[Start of section]
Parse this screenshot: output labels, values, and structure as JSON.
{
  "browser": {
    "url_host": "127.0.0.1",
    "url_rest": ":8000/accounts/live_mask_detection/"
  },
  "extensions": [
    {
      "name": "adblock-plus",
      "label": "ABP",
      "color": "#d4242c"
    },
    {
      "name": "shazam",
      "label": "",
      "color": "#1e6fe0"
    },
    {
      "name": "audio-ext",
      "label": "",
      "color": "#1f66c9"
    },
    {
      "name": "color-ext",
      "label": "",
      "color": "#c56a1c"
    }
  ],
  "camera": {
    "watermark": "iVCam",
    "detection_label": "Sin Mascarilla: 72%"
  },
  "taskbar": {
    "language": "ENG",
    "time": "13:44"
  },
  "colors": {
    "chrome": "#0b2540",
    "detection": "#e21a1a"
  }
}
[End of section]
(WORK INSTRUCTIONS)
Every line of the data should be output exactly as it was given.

(RESULT OF THE TASK)
Parse this screenshot: output labels, values, and structure as JSON.
{
  "browser": {
    "url_host": "127.0.0.1",
    "url_rest": ":8000/accounts/live_mask_detection/"
  },
  "extensions": [
    {
      "name": "adblock-plus",
      "label": "ABP",
      "color": "#d4242c"
    },
    {
      "name": "shazam",
      "label": "",
      "color": "#1e6fe0"
    },
    {
      "name": "audio-ext",
      "label": "",
      "color": "#1f66c9"
    },
    {
      "name": "color-ext",
      "label": "",
      "color": "#c56a1c"
    }
  ],
  "camera": {
    "watermark": "iVCam",
    "detection_label": "Sin Mascarilla: 72%"
  },
  "taskbar": {
    "language": "ENG",
    "time": "13:44"
  },
  "colors": {
    "chrome": "#0b2540",
    "detection": "#e21a1a"
  }
}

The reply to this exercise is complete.